# [DATA FOR THIS TASK]
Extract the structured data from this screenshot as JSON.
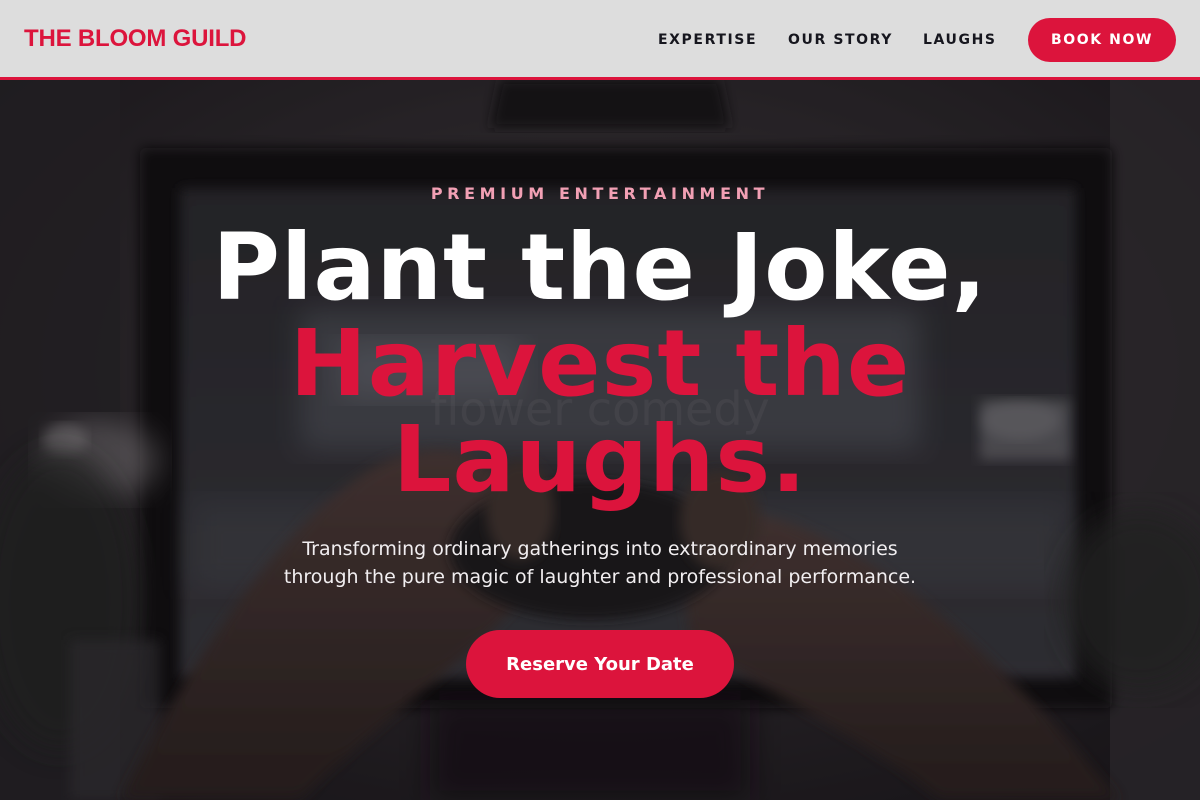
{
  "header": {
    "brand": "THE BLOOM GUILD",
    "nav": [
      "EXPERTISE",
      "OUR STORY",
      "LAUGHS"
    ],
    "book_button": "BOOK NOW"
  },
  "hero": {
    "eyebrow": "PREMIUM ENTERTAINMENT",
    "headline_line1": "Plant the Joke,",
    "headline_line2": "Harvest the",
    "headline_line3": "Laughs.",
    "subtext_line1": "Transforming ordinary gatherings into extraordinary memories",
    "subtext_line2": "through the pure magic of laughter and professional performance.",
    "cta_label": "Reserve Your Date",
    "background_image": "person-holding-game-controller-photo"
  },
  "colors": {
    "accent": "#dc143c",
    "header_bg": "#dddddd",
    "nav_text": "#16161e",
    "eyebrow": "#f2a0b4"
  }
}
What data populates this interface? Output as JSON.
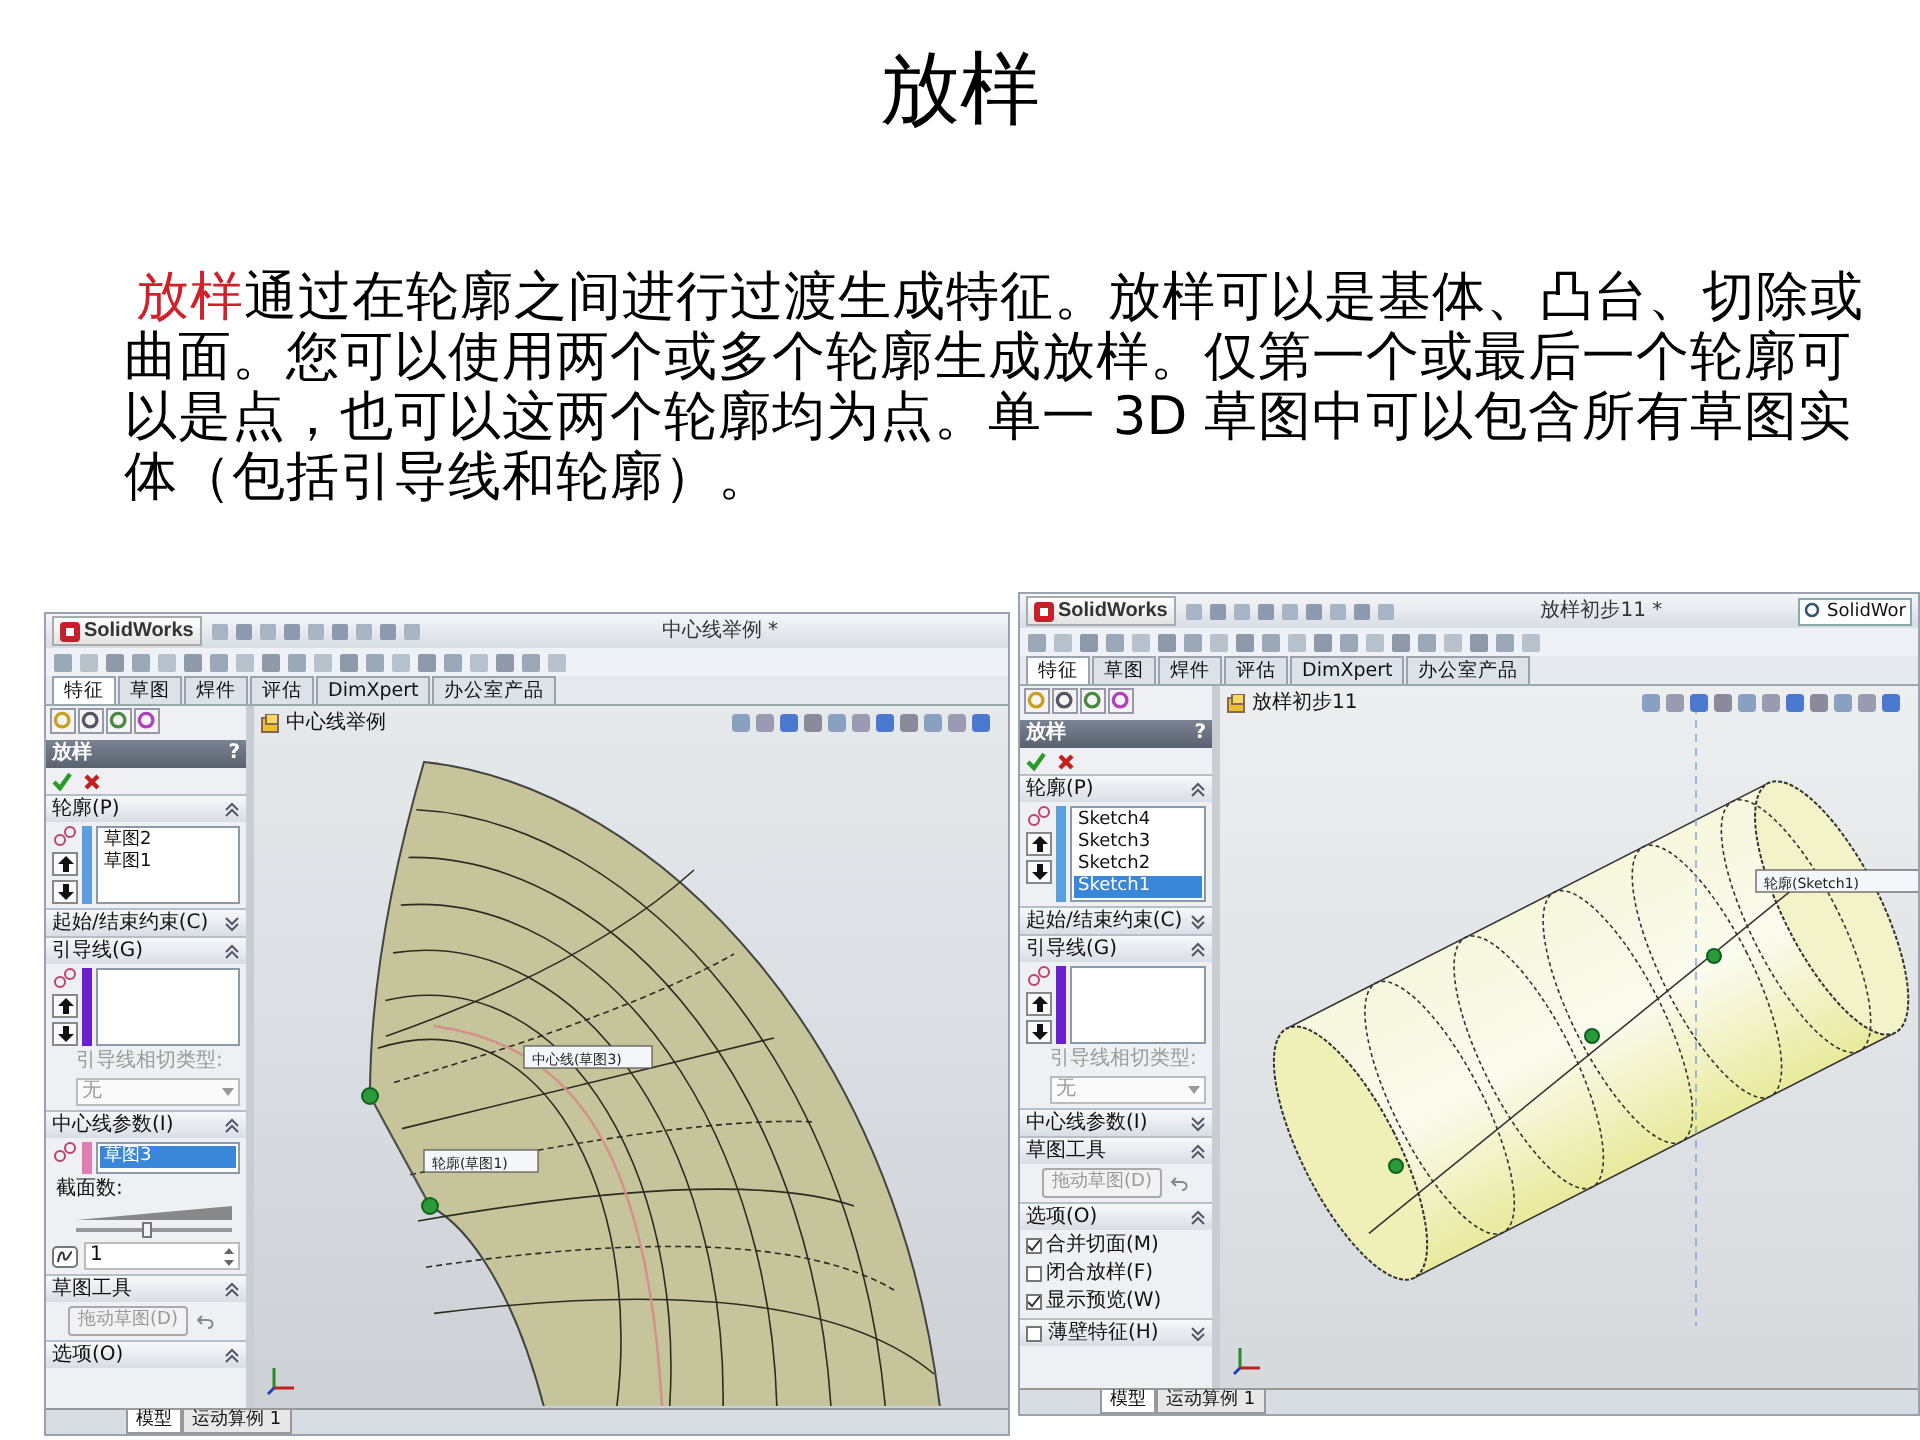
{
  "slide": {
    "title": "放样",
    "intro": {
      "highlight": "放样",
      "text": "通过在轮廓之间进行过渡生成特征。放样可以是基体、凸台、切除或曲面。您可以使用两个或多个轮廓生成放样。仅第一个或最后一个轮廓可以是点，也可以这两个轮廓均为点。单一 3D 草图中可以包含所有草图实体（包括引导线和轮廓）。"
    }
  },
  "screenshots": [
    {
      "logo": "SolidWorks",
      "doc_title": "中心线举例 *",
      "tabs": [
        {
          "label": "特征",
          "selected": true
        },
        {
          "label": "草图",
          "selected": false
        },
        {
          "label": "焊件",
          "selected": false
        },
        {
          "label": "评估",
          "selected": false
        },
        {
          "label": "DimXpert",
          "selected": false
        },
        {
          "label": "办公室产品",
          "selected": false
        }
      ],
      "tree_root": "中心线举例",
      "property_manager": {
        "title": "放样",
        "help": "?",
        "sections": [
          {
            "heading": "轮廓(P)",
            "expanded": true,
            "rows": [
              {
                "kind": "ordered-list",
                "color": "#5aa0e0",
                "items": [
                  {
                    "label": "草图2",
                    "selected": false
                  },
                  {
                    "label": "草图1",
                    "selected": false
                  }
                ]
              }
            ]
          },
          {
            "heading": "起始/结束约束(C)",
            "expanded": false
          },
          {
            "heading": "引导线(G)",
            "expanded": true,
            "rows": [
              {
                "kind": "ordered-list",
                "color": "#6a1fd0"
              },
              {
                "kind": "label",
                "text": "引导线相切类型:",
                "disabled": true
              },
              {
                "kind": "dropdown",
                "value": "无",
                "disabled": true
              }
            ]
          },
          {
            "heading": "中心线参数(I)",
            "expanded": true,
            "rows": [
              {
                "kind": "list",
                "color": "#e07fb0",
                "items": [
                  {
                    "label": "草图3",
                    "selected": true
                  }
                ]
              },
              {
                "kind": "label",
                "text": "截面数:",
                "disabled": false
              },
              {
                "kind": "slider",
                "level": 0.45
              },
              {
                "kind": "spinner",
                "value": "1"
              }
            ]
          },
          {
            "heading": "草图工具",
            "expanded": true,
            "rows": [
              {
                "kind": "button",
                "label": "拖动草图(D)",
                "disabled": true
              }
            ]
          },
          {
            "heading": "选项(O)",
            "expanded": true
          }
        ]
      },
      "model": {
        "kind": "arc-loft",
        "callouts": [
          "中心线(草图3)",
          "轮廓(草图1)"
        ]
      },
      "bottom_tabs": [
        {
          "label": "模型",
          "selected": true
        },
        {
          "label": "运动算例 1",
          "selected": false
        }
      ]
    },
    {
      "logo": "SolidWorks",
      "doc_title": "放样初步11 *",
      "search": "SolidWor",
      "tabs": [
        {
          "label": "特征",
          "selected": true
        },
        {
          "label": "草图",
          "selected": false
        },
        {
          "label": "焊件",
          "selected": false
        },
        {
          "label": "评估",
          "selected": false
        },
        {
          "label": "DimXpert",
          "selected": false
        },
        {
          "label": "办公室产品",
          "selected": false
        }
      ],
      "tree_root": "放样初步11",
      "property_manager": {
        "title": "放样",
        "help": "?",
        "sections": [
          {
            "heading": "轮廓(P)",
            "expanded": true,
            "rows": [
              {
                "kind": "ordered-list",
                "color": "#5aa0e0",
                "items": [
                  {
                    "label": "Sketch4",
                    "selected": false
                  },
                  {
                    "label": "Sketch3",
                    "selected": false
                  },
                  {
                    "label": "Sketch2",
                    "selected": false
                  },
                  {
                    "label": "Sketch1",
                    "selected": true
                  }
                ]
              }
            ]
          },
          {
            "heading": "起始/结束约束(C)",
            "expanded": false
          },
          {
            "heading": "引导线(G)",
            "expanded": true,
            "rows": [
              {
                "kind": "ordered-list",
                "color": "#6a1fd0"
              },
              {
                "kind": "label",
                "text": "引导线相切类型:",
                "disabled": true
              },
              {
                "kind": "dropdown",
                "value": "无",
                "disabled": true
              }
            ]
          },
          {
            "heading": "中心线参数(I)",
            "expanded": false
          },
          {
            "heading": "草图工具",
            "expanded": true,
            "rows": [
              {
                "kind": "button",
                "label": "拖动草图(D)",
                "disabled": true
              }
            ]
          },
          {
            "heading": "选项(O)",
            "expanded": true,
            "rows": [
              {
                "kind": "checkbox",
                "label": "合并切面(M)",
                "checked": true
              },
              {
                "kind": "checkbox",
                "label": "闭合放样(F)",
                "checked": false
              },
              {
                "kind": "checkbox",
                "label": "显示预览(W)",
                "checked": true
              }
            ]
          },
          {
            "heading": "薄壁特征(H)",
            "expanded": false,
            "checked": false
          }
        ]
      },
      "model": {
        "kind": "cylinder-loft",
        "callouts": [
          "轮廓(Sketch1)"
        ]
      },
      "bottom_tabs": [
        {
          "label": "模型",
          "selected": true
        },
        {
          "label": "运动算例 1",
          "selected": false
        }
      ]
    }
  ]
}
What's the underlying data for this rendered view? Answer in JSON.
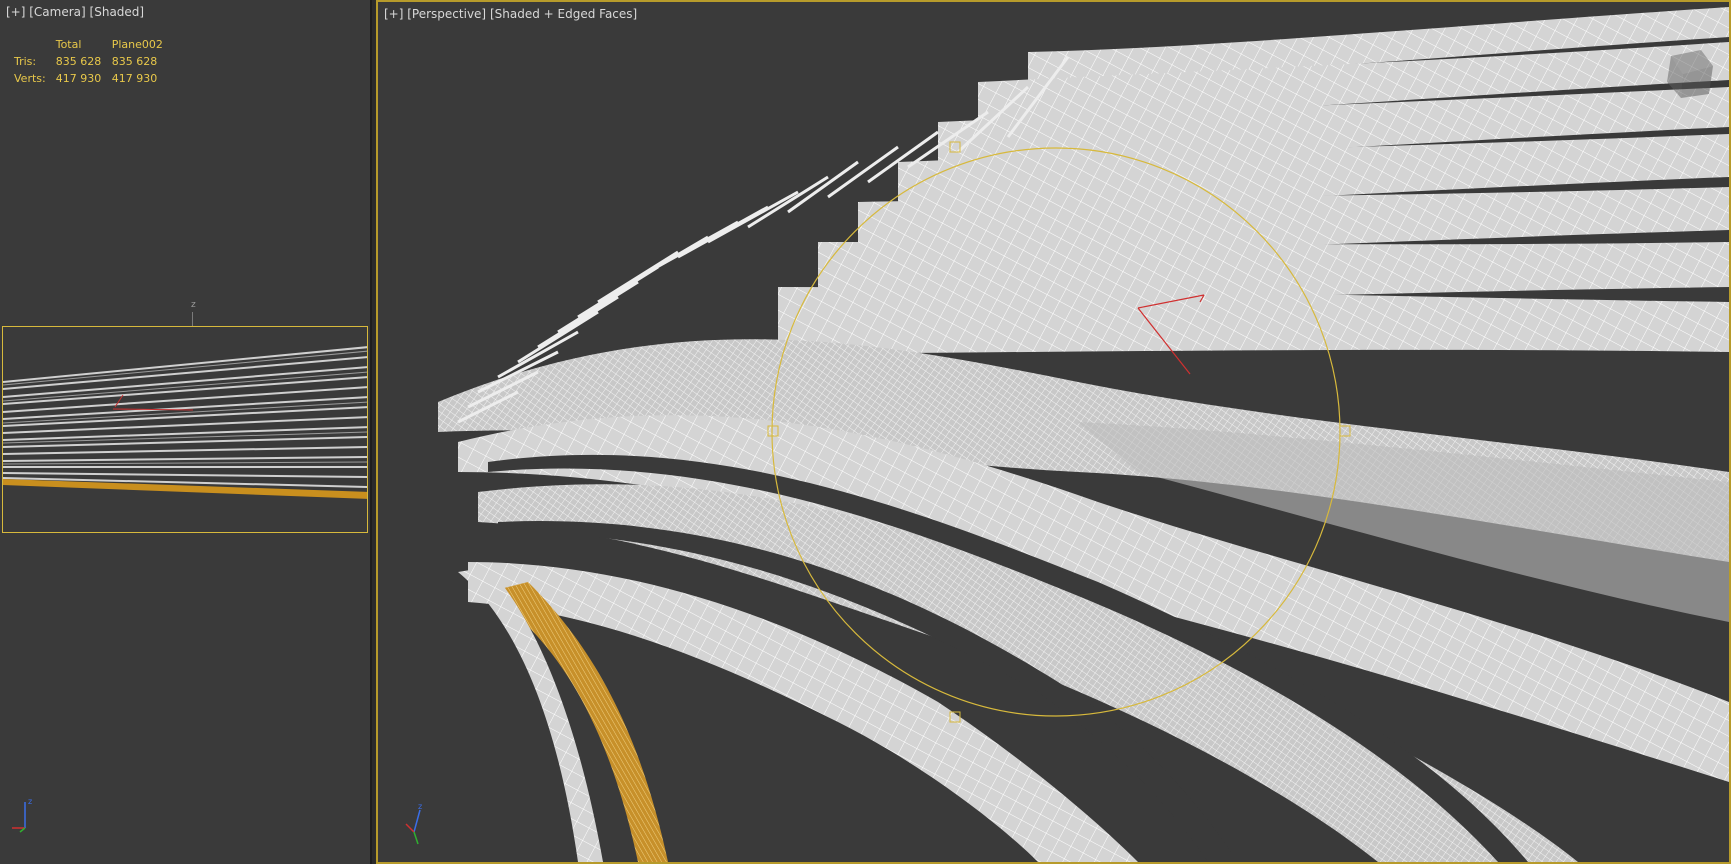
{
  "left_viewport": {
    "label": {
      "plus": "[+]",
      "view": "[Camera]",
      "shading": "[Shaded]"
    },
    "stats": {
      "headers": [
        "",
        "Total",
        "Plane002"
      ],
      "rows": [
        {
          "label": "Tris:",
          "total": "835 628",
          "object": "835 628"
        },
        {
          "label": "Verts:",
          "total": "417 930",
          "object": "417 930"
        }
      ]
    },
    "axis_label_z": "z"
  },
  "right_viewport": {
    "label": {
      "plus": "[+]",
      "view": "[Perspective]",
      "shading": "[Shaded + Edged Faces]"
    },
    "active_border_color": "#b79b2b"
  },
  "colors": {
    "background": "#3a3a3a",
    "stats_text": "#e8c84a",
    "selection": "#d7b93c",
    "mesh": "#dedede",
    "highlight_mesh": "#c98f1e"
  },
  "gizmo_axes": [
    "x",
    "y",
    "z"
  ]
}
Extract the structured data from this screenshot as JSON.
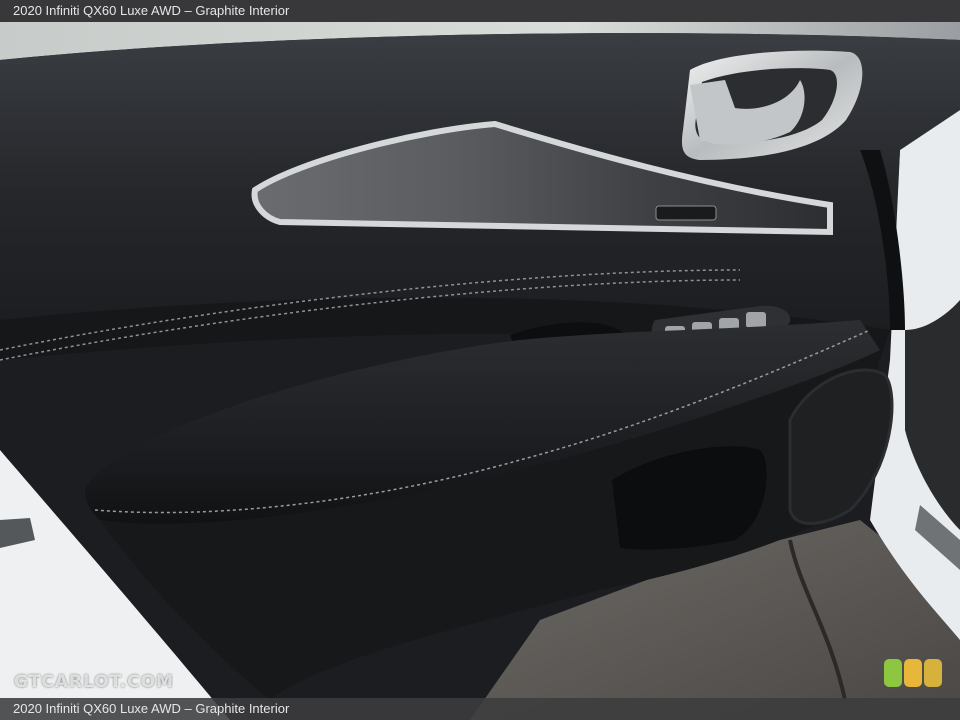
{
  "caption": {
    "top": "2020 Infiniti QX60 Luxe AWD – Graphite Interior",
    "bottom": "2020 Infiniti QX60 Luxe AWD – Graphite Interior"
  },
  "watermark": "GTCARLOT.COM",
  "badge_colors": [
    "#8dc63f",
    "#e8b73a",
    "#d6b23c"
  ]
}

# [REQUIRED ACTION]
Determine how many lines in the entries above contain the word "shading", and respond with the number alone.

# [EXERCISE SOLUTION]
2